Data records for software interfaces:
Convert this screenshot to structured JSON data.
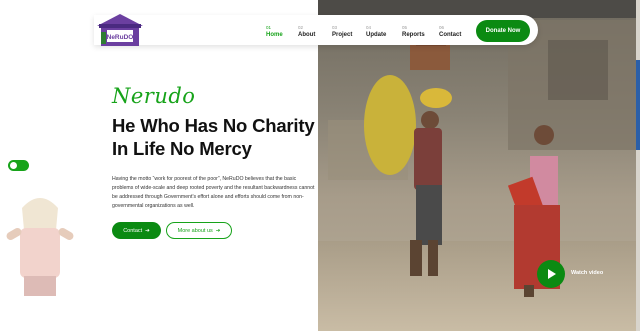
{
  "brand": {
    "logo_text": "NeRuDO",
    "logo_color": "#6b3fa0"
  },
  "nav": {
    "items": [
      {
        "num": "01",
        "label": "Home",
        "active": true
      },
      {
        "num": "02",
        "label": "About"
      },
      {
        "num": "03",
        "label": "Project"
      },
      {
        "num": "04",
        "label": "Update"
      },
      {
        "num": "05",
        "label": "Reports"
      },
      {
        "num": "06",
        "label": "Contact"
      }
    ],
    "donate_label": "Donate Now"
  },
  "hero": {
    "script_title": "Nerudo",
    "headline_line1": "He Who Has No Charity",
    "headline_line2": "In Life No Mercy",
    "description": "Having the motto “work for poorest of the poor”, NeRuDO believes that the basic problems of wide-scale and deep rooted poverty and the resultant backwardness cannot be addressed through Government's effort alone and efforts should come from non-governmental organizations as well.",
    "contact_label": "Contact",
    "about_label": "More about us",
    "watch_label": "Watch video"
  },
  "icons": {
    "arrow": "arrow-right-icon",
    "play": "play-icon"
  },
  "colors": {
    "accent": "#17a31a",
    "accent_dark": "#0b8a12"
  }
}
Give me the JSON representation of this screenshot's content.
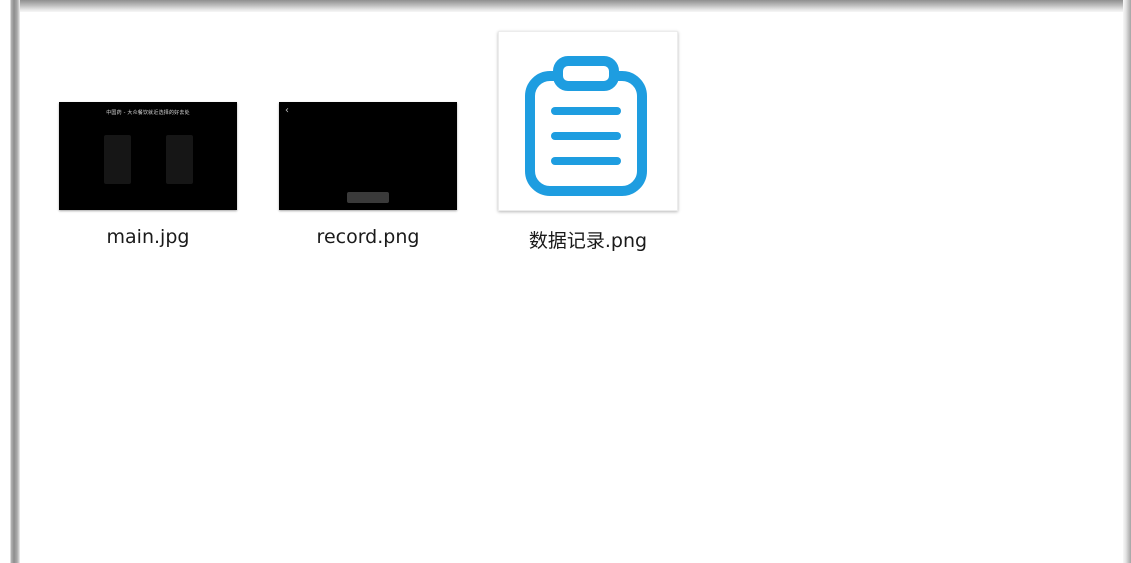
{
  "window": {
    "view": "large-icons"
  },
  "files": [
    {
      "name": "main.jpg",
      "thumbnail": {
        "kind": "dark-screenshot",
        "caption": "中国药 - 大众餐饮就近选择的好去处",
        "background": "#000000"
      }
    },
    {
      "name": "record.png",
      "thumbnail": {
        "kind": "dark-screenshot",
        "back_glyph": "‹",
        "background": "#000000"
      }
    },
    {
      "name": "数据记录.png",
      "thumbnail": {
        "kind": "clipboard-icon",
        "icon": "clipboard-list-icon",
        "color": "#1e9de0"
      }
    }
  ]
}
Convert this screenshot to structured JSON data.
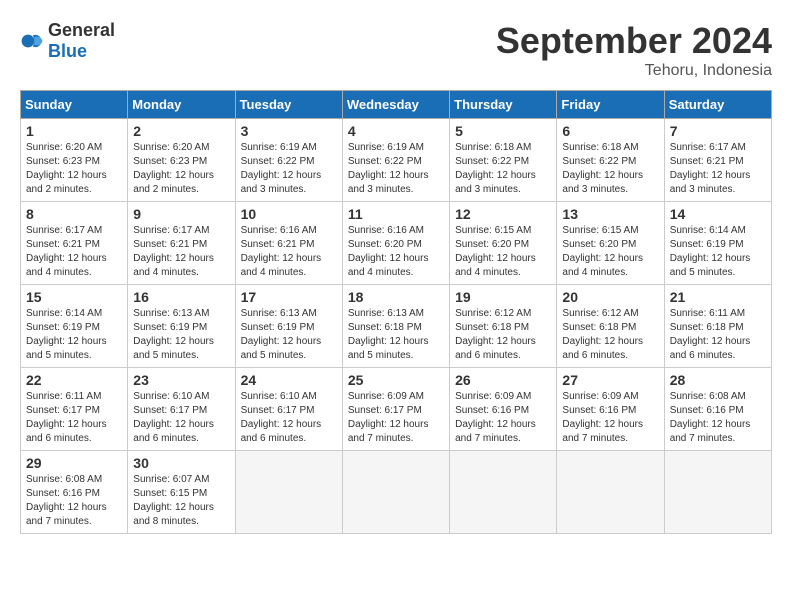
{
  "logo": {
    "general": "General",
    "blue": "Blue"
  },
  "title": "September 2024",
  "location": "Tehoru, Indonesia",
  "days": [
    "Sunday",
    "Monday",
    "Tuesday",
    "Wednesday",
    "Thursday",
    "Friday",
    "Saturday"
  ],
  "weeks": [
    [
      {
        "day": "1",
        "sunrise": "6:20 AM",
        "sunset": "6:23 PM",
        "daylight": "12 hours and 2 minutes."
      },
      {
        "day": "2",
        "sunrise": "6:20 AM",
        "sunset": "6:23 PM",
        "daylight": "12 hours and 2 minutes."
      },
      {
        "day": "3",
        "sunrise": "6:19 AM",
        "sunset": "6:22 PM",
        "daylight": "12 hours and 3 minutes."
      },
      {
        "day": "4",
        "sunrise": "6:19 AM",
        "sunset": "6:22 PM",
        "daylight": "12 hours and 3 minutes."
      },
      {
        "day": "5",
        "sunrise": "6:18 AM",
        "sunset": "6:22 PM",
        "daylight": "12 hours and 3 minutes."
      },
      {
        "day": "6",
        "sunrise": "6:18 AM",
        "sunset": "6:22 PM",
        "daylight": "12 hours and 3 minutes."
      },
      {
        "day": "7",
        "sunrise": "6:17 AM",
        "sunset": "6:21 PM",
        "daylight": "12 hours and 3 minutes."
      }
    ],
    [
      {
        "day": "8",
        "sunrise": "6:17 AM",
        "sunset": "6:21 PM",
        "daylight": "12 hours and 4 minutes."
      },
      {
        "day": "9",
        "sunrise": "6:17 AM",
        "sunset": "6:21 PM",
        "daylight": "12 hours and 4 minutes."
      },
      {
        "day": "10",
        "sunrise": "6:16 AM",
        "sunset": "6:21 PM",
        "daylight": "12 hours and 4 minutes."
      },
      {
        "day": "11",
        "sunrise": "6:16 AM",
        "sunset": "6:20 PM",
        "daylight": "12 hours and 4 minutes."
      },
      {
        "day": "12",
        "sunrise": "6:15 AM",
        "sunset": "6:20 PM",
        "daylight": "12 hours and 4 minutes."
      },
      {
        "day": "13",
        "sunrise": "6:15 AM",
        "sunset": "6:20 PM",
        "daylight": "12 hours and 4 minutes."
      },
      {
        "day": "14",
        "sunrise": "6:14 AM",
        "sunset": "6:19 PM",
        "daylight": "12 hours and 5 minutes."
      }
    ],
    [
      {
        "day": "15",
        "sunrise": "6:14 AM",
        "sunset": "6:19 PM",
        "daylight": "12 hours and 5 minutes."
      },
      {
        "day": "16",
        "sunrise": "6:13 AM",
        "sunset": "6:19 PM",
        "daylight": "12 hours and 5 minutes."
      },
      {
        "day": "17",
        "sunrise": "6:13 AM",
        "sunset": "6:19 PM",
        "daylight": "12 hours and 5 minutes."
      },
      {
        "day": "18",
        "sunrise": "6:13 AM",
        "sunset": "6:18 PM",
        "daylight": "12 hours and 5 minutes."
      },
      {
        "day": "19",
        "sunrise": "6:12 AM",
        "sunset": "6:18 PM",
        "daylight": "12 hours and 6 minutes."
      },
      {
        "day": "20",
        "sunrise": "6:12 AM",
        "sunset": "6:18 PM",
        "daylight": "12 hours and 6 minutes."
      },
      {
        "day": "21",
        "sunrise": "6:11 AM",
        "sunset": "6:18 PM",
        "daylight": "12 hours and 6 minutes."
      }
    ],
    [
      {
        "day": "22",
        "sunrise": "6:11 AM",
        "sunset": "6:17 PM",
        "daylight": "12 hours and 6 minutes."
      },
      {
        "day": "23",
        "sunrise": "6:10 AM",
        "sunset": "6:17 PM",
        "daylight": "12 hours and 6 minutes."
      },
      {
        "day": "24",
        "sunrise": "6:10 AM",
        "sunset": "6:17 PM",
        "daylight": "12 hours and 6 minutes."
      },
      {
        "day": "25",
        "sunrise": "6:09 AM",
        "sunset": "6:17 PM",
        "daylight": "12 hours and 7 minutes."
      },
      {
        "day": "26",
        "sunrise": "6:09 AM",
        "sunset": "6:16 PM",
        "daylight": "12 hours and 7 minutes."
      },
      {
        "day": "27",
        "sunrise": "6:09 AM",
        "sunset": "6:16 PM",
        "daylight": "12 hours and 7 minutes."
      },
      {
        "day": "28",
        "sunrise": "6:08 AM",
        "sunset": "6:16 PM",
        "daylight": "12 hours and 7 minutes."
      }
    ],
    [
      {
        "day": "29",
        "sunrise": "6:08 AM",
        "sunset": "6:16 PM",
        "daylight": "12 hours and 7 minutes."
      },
      {
        "day": "30",
        "sunrise": "6:07 AM",
        "sunset": "6:15 PM",
        "daylight": "12 hours and 8 minutes."
      },
      null,
      null,
      null,
      null,
      null
    ]
  ]
}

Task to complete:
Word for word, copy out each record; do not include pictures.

Expected answer:
Convert this screenshot to structured JSON data.
{
  "brand": {
    "logo_text": "NeRuDO",
    "logo_color": "#6b3fa0"
  },
  "nav": {
    "items": [
      {
        "num": "01",
        "label": "Home",
        "active": true
      },
      {
        "num": "02",
        "label": "About"
      },
      {
        "num": "03",
        "label": "Project"
      },
      {
        "num": "04",
        "label": "Update"
      },
      {
        "num": "05",
        "label": "Reports"
      },
      {
        "num": "06",
        "label": "Contact"
      }
    ],
    "donate_label": "Donate Now"
  },
  "hero": {
    "script_title": "Nerudo",
    "headline_line1": "He Who Has No Charity",
    "headline_line2": "In Life No Mercy",
    "description": "Having the motto “work for poorest of the poor”, NeRuDO believes that the basic problems of wide-scale and deep rooted poverty and the resultant backwardness cannot be addressed through Government's effort alone and efforts should come from non-governmental organizations as well.",
    "contact_label": "Contact",
    "about_label": "More about us",
    "watch_label": "Watch video"
  },
  "icons": {
    "arrow": "arrow-right-icon",
    "play": "play-icon"
  },
  "colors": {
    "accent": "#17a31a",
    "accent_dark": "#0b8a12"
  }
}
Give me the JSON representation of this screenshot's content.
{
  "window": {
    "view": "large-icons"
  },
  "files": [
    {
      "name": "main.jpg",
      "thumbnail": {
        "kind": "dark-screenshot",
        "caption": "中国药 - 大众餐饮就近选择的好去处",
        "background": "#000000"
      }
    },
    {
      "name": "record.png",
      "thumbnail": {
        "kind": "dark-screenshot",
        "back_glyph": "‹",
        "background": "#000000"
      }
    },
    {
      "name": "数据记录.png",
      "thumbnail": {
        "kind": "clipboard-icon",
        "icon": "clipboard-list-icon",
        "color": "#1e9de0"
      }
    }
  ]
}
Convert this screenshot to structured JSON data.
{
  "logo": {
    "general": "General",
    "blue": "Blue"
  },
  "title": "September 2024",
  "location": "Tehoru, Indonesia",
  "days": [
    "Sunday",
    "Monday",
    "Tuesday",
    "Wednesday",
    "Thursday",
    "Friday",
    "Saturday"
  ],
  "weeks": [
    [
      {
        "day": "1",
        "sunrise": "6:20 AM",
        "sunset": "6:23 PM",
        "daylight": "12 hours and 2 minutes."
      },
      {
        "day": "2",
        "sunrise": "6:20 AM",
        "sunset": "6:23 PM",
        "daylight": "12 hours and 2 minutes."
      },
      {
        "day": "3",
        "sunrise": "6:19 AM",
        "sunset": "6:22 PM",
        "daylight": "12 hours and 3 minutes."
      },
      {
        "day": "4",
        "sunrise": "6:19 AM",
        "sunset": "6:22 PM",
        "daylight": "12 hours and 3 minutes."
      },
      {
        "day": "5",
        "sunrise": "6:18 AM",
        "sunset": "6:22 PM",
        "daylight": "12 hours and 3 minutes."
      },
      {
        "day": "6",
        "sunrise": "6:18 AM",
        "sunset": "6:22 PM",
        "daylight": "12 hours and 3 minutes."
      },
      {
        "day": "7",
        "sunrise": "6:17 AM",
        "sunset": "6:21 PM",
        "daylight": "12 hours and 3 minutes."
      }
    ],
    [
      {
        "day": "8",
        "sunrise": "6:17 AM",
        "sunset": "6:21 PM",
        "daylight": "12 hours and 4 minutes."
      },
      {
        "day": "9",
        "sunrise": "6:17 AM",
        "sunset": "6:21 PM",
        "daylight": "12 hours and 4 minutes."
      },
      {
        "day": "10",
        "sunrise": "6:16 AM",
        "sunset": "6:21 PM",
        "daylight": "12 hours and 4 minutes."
      },
      {
        "day": "11",
        "sunrise": "6:16 AM",
        "sunset": "6:20 PM",
        "daylight": "12 hours and 4 minutes."
      },
      {
        "day": "12",
        "sunrise": "6:15 AM",
        "sunset": "6:20 PM",
        "daylight": "12 hours and 4 minutes."
      },
      {
        "day": "13",
        "sunrise": "6:15 AM",
        "sunset": "6:20 PM",
        "daylight": "12 hours and 4 minutes."
      },
      {
        "day": "14",
        "sunrise": "6:14 AM",
        "sunset": "6:19 PM",
        "daylight": "12 hours and 5 minutes."
      }
    ],
    [
      {
        "day": "15",
        "sunrise": "6:14 AM",
        "sunset": "6:19 PM",
        "daylight": "12 hours and 5 minutes."
      },
      {
        "day": "16",
        "sunrise": "6:13 AM",
        "sunset": "6:19 PM",
        "daylight": "12 hours and 5 minutes."
      },
      {
        "day": "17",
        "sunrise": "6:13 AM",
        "sunset": "6:19 PM",
        "daylight": "12 hours and 5 minutes."
      },
      {
        "day": "18",
        "sunrise": "6:13 AM",
        "sunset": "6:18 PM",
        "daylight": "12 hours and 5 minutes."
      },
      {
        "day": "19",
        "sunrise": "6:12 AM",
        "sunset": "6:18 PM",
        "daylight": "12 hours and 6 minutes."
      },
      {
        "day": "20",
        "sunrise": "6:12 AM",
        "sunset": "6:18 PM",
        "daylight": "12 hours and 6 minutes."
      },
      {
        "day": "21",
        "sunrise": "6:11 AM",
        "sunset": "6:18 PM",
        "daylight": "12 hours and 6 minutes."
      }
    ],
    [
      {
        "day": "22",
        "sunrise": "6:11 AM",
        "sunset": "6:17 PM",
        "daylight": "12 hours and 6 minutes."
      },
      {
        "day": "23",
        "sunrise": "6:10 AM",
        "sunset": "6:17 PM",
        "daylight": "12 hours and 6 minutes."
      },
      {
        "day": "24",
        "sunrise": "6:10 AM",
        "sunset": "6:17 PM",
        "daylight": "12 hours and 6 minutes."
      },
      {
        "day": "25",
        "sunrise": "6:09 AM",
        "sunset": "6:17 PM",
        "daylight": "12 hours and 7 minutes."
      },
      {
        "day": "26",
        "sunrise": "6:09 AM",
        "sunset": "6:16 PM",
        "daylight": "12 hours and 7 minutes."
      },
      {
        "day": "27",
        "sunrise": "6:09 AM",
        "sunset": "6:16 PM",
        "daylight": "12 hours and 7 minutes."
      },
      {
        "day": "28",
        "sunrise": "6:08 AM",
        "sunset": "6:16 PM",
        "daylight": "12 hours and 7 minutes."
      }
    ],
    [
      {
        "day": "29",
        "sunrise": "6:08 AM",
        "sunset": "6:16 PM",
        "daylight": "12 hours and 7 minutes."
      },
      {
        "day": "30",
        "sunrise": "6:07 AM",
        "sunset": "6:15 PM",
        "daylight": "12 hours and 8 minutes."
      },
      null,
      null,
      null,
      null,
      null
    ]
  ]
}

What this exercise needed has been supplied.